Interface dataset entries:

---+---

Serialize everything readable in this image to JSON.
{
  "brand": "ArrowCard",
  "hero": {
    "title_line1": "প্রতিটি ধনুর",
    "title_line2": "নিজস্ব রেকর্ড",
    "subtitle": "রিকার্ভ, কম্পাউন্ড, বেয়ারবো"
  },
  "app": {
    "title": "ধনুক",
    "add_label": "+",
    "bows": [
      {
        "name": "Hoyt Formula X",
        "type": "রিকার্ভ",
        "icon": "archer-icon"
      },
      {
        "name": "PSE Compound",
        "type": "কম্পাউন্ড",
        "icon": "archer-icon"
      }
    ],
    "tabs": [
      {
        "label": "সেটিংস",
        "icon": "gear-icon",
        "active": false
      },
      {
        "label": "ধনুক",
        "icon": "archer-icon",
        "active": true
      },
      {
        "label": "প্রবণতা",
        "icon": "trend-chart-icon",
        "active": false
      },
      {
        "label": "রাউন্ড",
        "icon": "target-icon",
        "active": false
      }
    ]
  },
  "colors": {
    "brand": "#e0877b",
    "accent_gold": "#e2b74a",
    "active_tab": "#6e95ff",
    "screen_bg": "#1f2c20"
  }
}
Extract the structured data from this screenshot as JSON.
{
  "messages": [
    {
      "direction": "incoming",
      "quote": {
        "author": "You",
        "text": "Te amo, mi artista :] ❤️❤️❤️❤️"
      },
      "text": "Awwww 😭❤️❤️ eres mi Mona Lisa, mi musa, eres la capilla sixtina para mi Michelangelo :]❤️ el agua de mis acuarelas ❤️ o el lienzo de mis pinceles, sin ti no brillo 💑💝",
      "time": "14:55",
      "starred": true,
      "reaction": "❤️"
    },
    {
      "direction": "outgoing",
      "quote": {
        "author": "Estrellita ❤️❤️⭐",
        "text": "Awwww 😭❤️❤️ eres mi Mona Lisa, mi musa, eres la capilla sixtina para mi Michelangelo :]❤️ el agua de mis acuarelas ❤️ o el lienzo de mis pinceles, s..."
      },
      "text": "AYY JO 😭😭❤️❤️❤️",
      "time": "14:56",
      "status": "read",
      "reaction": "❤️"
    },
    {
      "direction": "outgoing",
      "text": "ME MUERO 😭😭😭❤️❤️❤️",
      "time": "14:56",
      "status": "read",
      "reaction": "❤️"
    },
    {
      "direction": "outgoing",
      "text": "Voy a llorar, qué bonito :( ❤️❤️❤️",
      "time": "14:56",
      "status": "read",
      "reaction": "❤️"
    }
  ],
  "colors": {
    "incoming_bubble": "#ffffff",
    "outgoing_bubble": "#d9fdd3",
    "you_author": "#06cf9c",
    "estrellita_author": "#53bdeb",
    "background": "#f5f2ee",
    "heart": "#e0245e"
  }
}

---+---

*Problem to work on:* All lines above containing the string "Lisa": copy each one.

*Output below:*
      "text": "Awwww 😭❤️❤️ eres mi Mona Lisa, mi musa, eres la capilla sixtina para mi Michelangelo :]❤️ el agua de mis acuarelas ❤️ o el lienzo de mis pinceles, sin ti no brillo 💑💝",
        "text": "Awwww 😭❤️❤️ eres mi Mona Lisa, mi musa, eres la capilla sixtina para mi Michelangelo :]❤️ el agua de mis acuarelas ❤️ o el lienzo de mis pinceles, s..."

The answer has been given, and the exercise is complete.